These fly patterns are identical to the baitfish typically found in that particular area of the ecosystem, where the tarpon have learned feeding habits and patterns where they periodically feed on these baitfish throughout the year. We find most commonly during the winter and fall that these baitfish patterns work really well to connect with the tarpon that’s moving and staging on the flats.

The Crab or Shrimp Pattern

A fly pattern meant to imitate the look of a shrimp

Photo by Ryan Collins

The second fly pattern that works astonishingly well for tarpon is a crab or shrimp pattern. These patterns are often segmented with two parts of the fly, often with a head or collar and a contrasting tail pattern that has a light-to-dark striping to imitate the look of a shrimp or crab. For the most part, these flies have a sandy tan, pink or copper color pattern scheme. In some cases an additional fabric is laid down on the fly to perfectly represent a shrimp, where even to the human eye it is hard to tell the difference between real and fake.

Note that there are a lot of different color combinations and schemes that usually all have their own effect. There is a wide variety of different sizes, shapes, and shrimp patterns out there that work well to fool tarpon into biting your fly.

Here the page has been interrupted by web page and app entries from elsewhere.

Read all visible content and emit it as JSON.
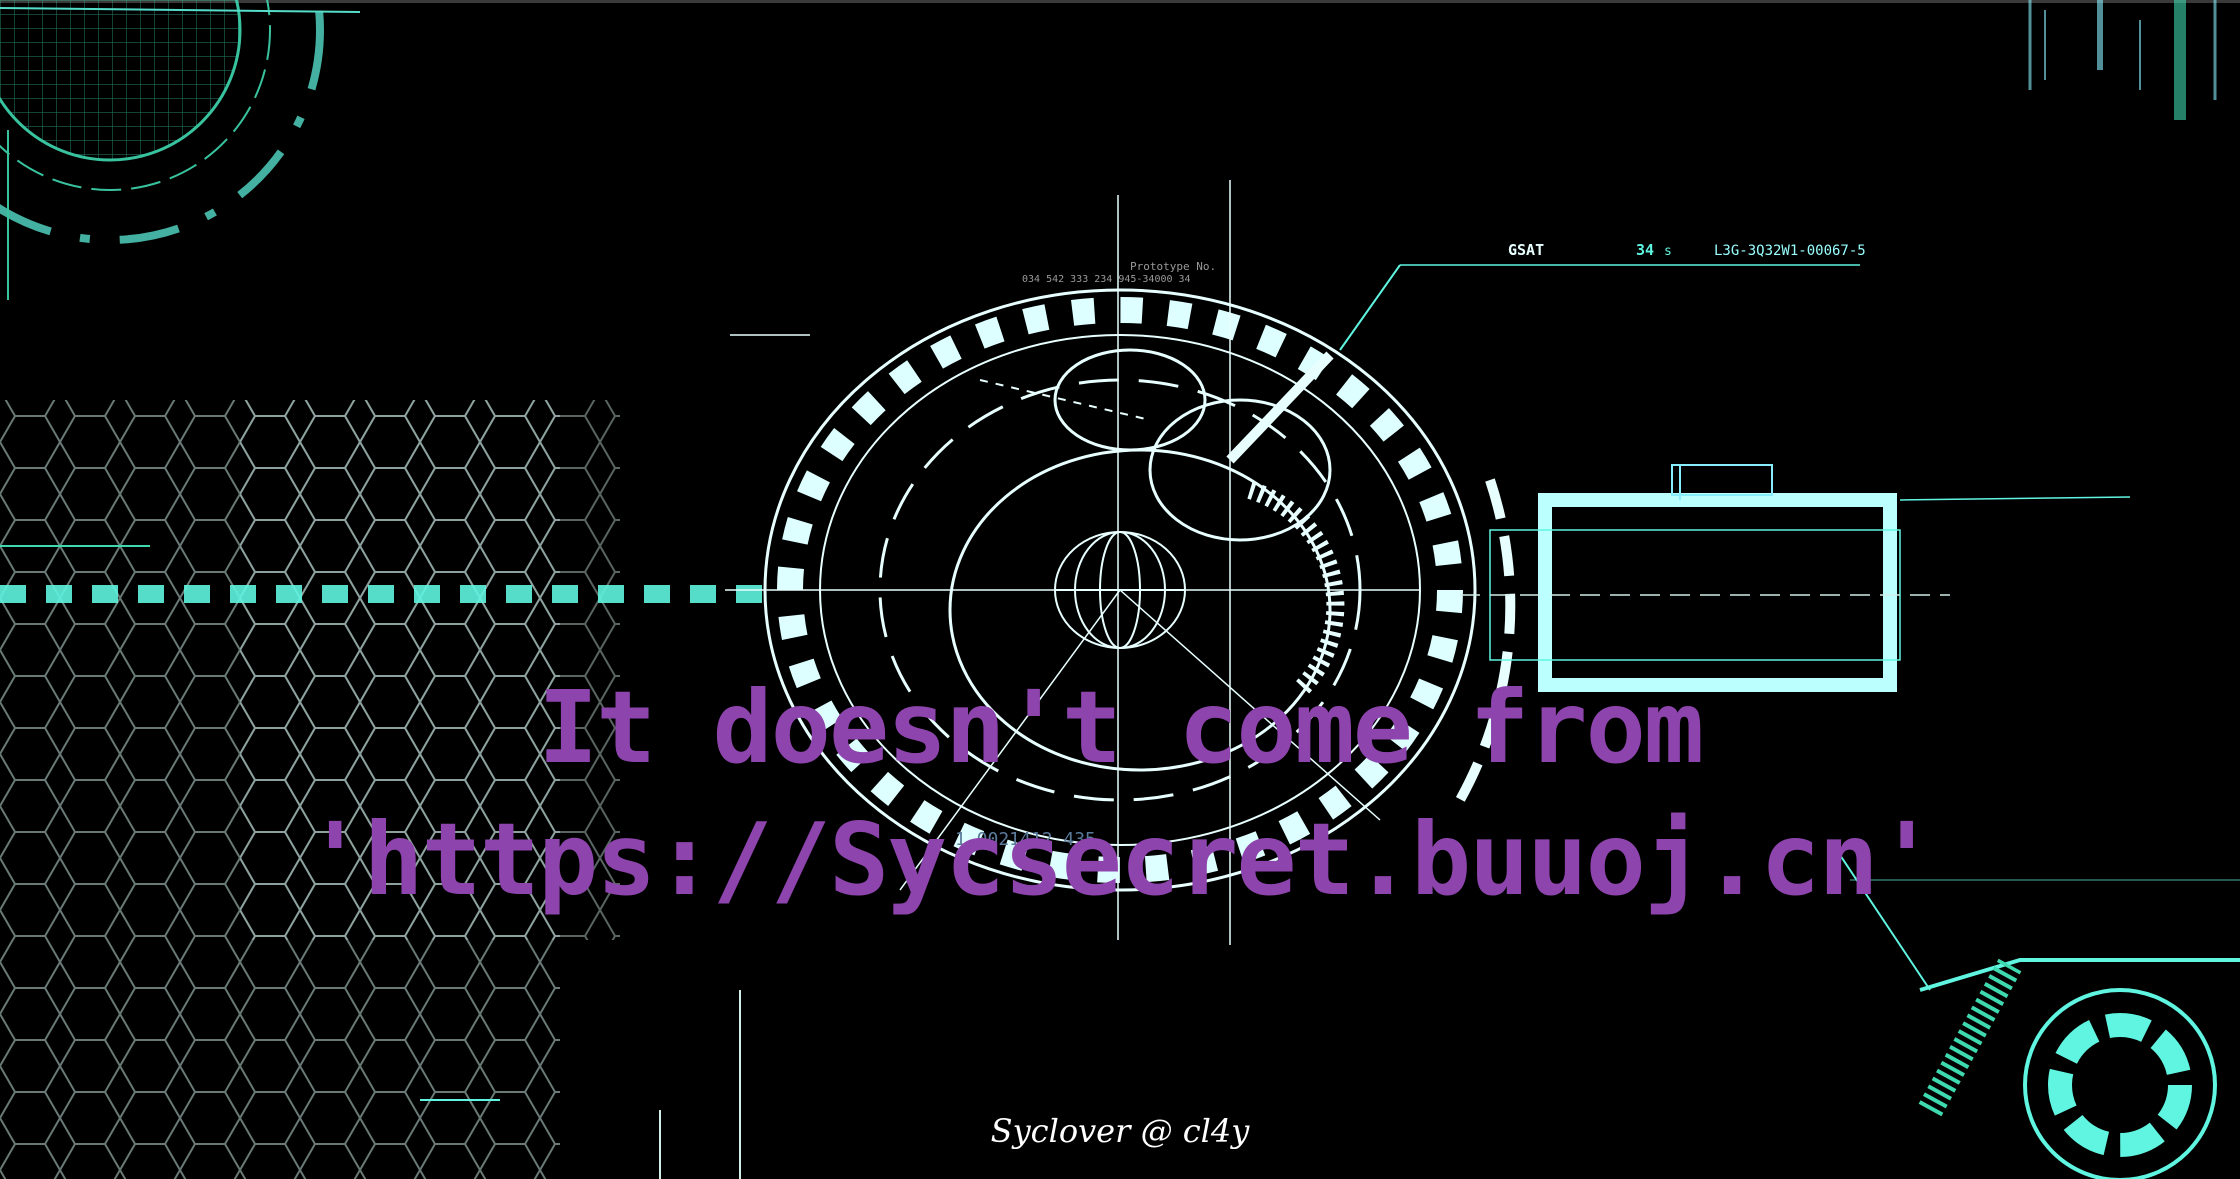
{
  "message": {
    "line1": "It doesn't come from",
    "line2": "'https://Sycsecret.buuoj.cn'"
  },
  "signature": "Syclover @ cl4y",
  "hud_labels": {
    "gsat": "GSAT",
    "gsat_value": "34",
    "gsat_unit": "s",
    "code": "L3G-3Q32W1-00067-5",
    "prototype": "Prototype No.",
    "prototype_digits": "034 542 333 234 945-34000 34",
    "bottom_code": "1.0021412 435"
  },
  "colors": {
    "background": "#000000",
    "message": "#8e44ad",
    "signature": "#ffffff",
    "hud_cyan": "#5ff5e0",
    "hud_white": "#e8ffff"
  }
}
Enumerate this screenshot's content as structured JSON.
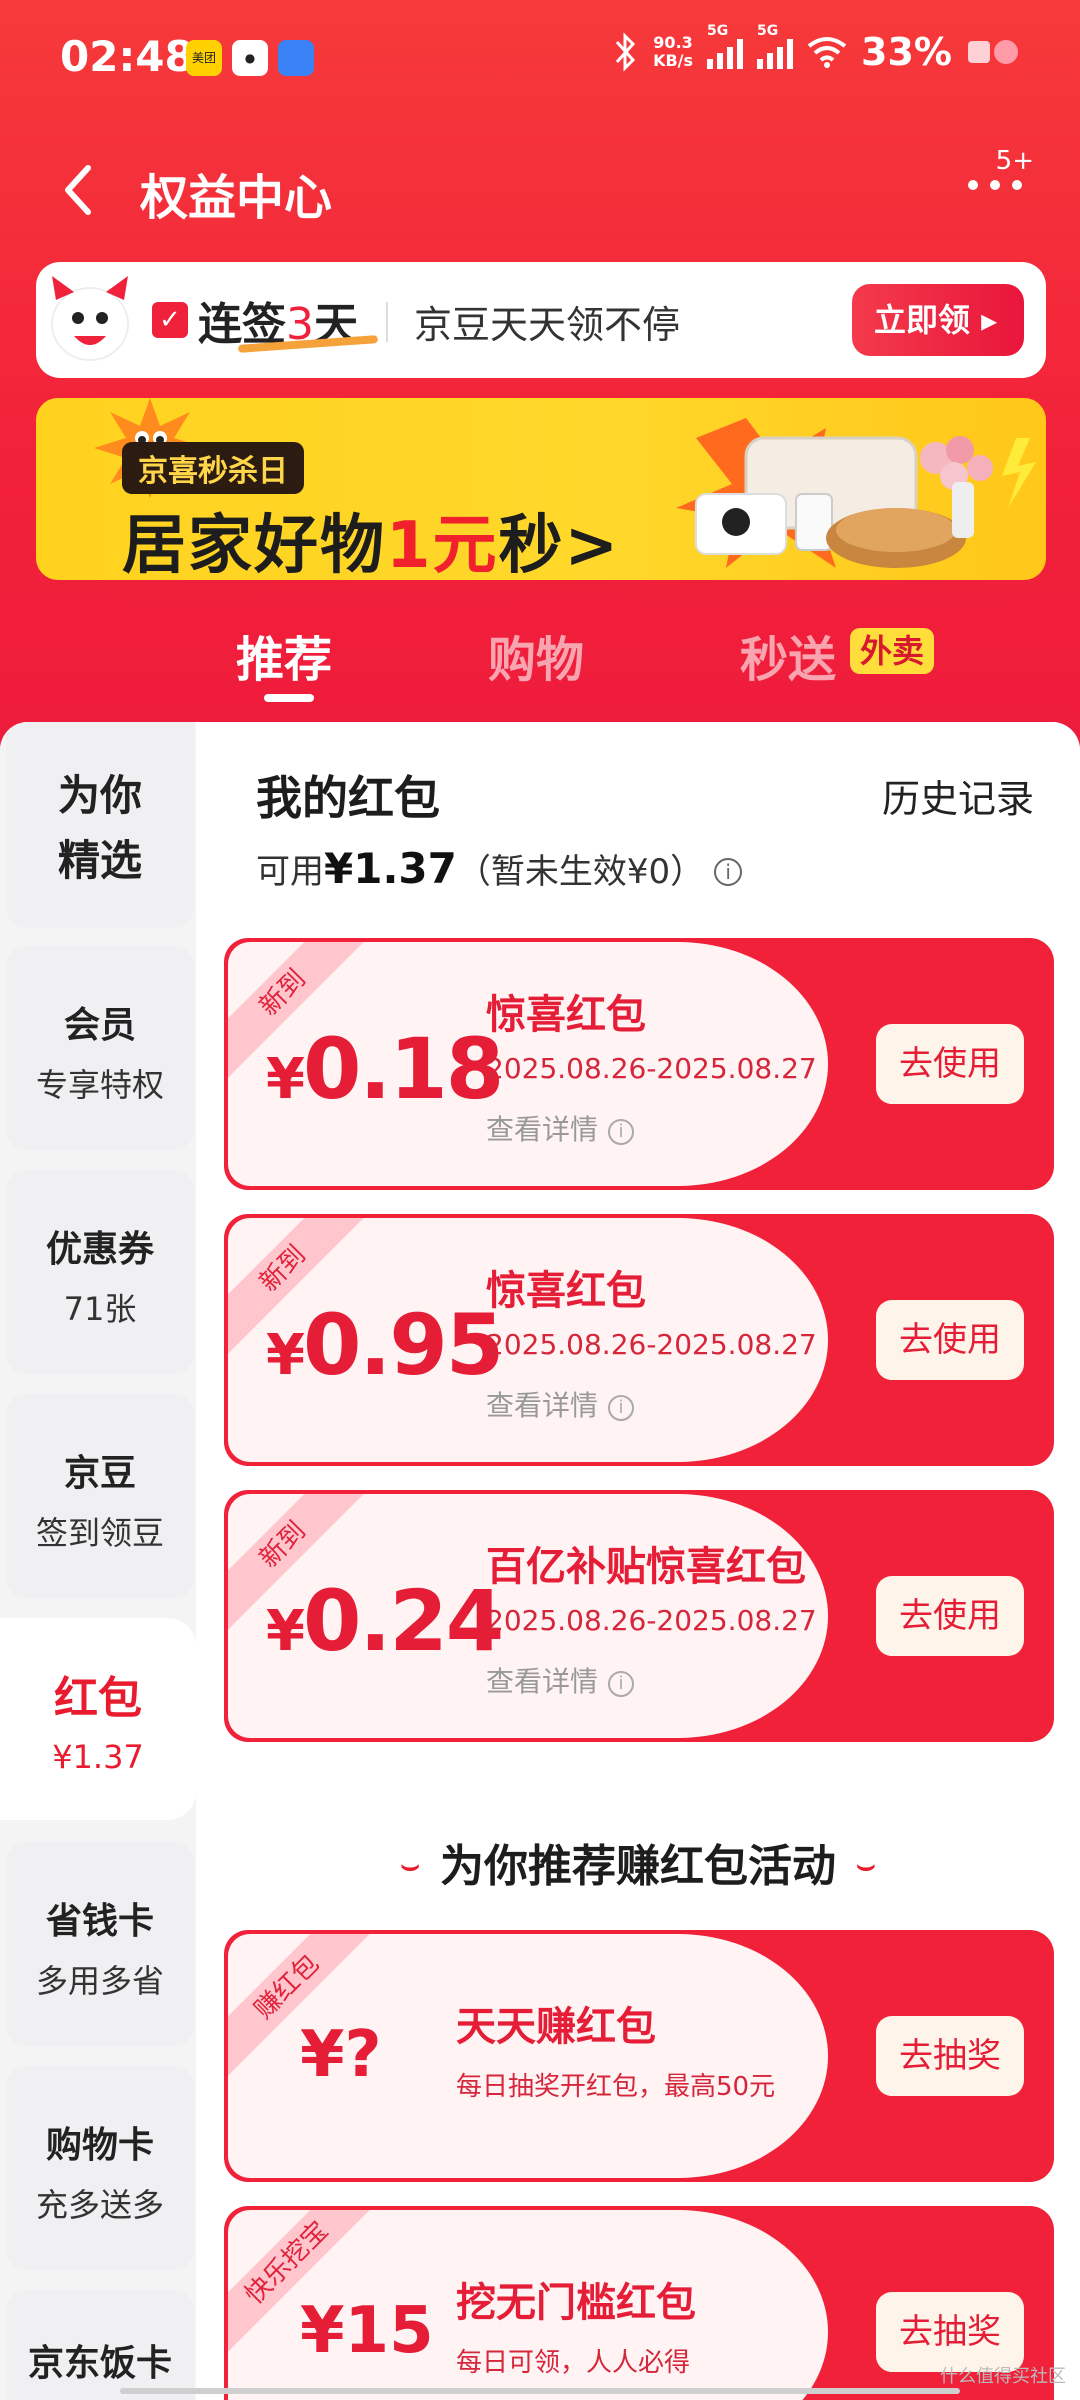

Certain times of the year when the moon phases and tides are strong, for example, in the spring, a crab or shrimp pattern is really hard to beat. When the tarpon are keying in and are fixed on the crustacean forage that is moving through their area, this can be an exceptional pattern to use because the tarpon are on the lookout for one of their favorite foods. When you’re able to match the hatch, the tarpon bite can seem like it is on fire, yet there is a simple method to the madness at work here.

All it takes is to be in tune with what the tarpon is naturally feeding on—this little bit of understanding can really make a difference when spending countless hours on the water and fooling these tarpon into biting your fly.

The Toad Fly Pattern

A toad fly pattern

Photo by Ryan Collins

The third fly pattern that works well when fishing for tarpon on the fly is a traditional toad fly pattern, often with a big, puffy head and collar followed by a large, free-flowing tail. These toad patterns range in sizes and colors, but the most commonly-fished colors are bright chartreuse and dark purple or black. When fished properly, these toads pulse through the water to grab the attention of the tarpon as they move over the flats.

One advantage to fishing the toads is that you’re able to draw the attention of the tarpon because of the size of the fly. The tarpon will typically see it and you’re able to get away with inaccurate casting. Often we find that the more aggressive tarpon tend to attack and eat a toad. The spring and winter is a great time to use the toad fly pattern. During the spring and winter transition when tarpon start to move and stage, they sometimes become aggressive feeders and start to chase and hit toad patterns during this time, so the toad pattern is a great fly to fish for large, aggressive tarpon.

These are just a few great fly patterns to key on, but they’ll be perfect for the next time you want to try chasing trophy tarpon on the fly, on the flats. If you have any questions or want to find the best gear for you, reach out to a Fly Fishing expert here on Curated for free, personalized advice and recommendations.

Like this article?
Share it with your network

Written By
Ryan Collins
Ryan Collins
Fly Fishing Expert
I am a certified U.S.C.G Licensed Captain, and a competitive SportFishing Angler who loves the excitement of competitive tournament fishing. My passion has always been to target fish across the country in clean bluewaters and open oceans. Fly Fishing began for me at an earlier age when I fished for...
View profile

Curated experts can help

Have a question about the article you just read or want personal recommendations? Connect with a Curated expert and get free recommendations for whatever you’re looking for!

Read Next

New and Noteworthy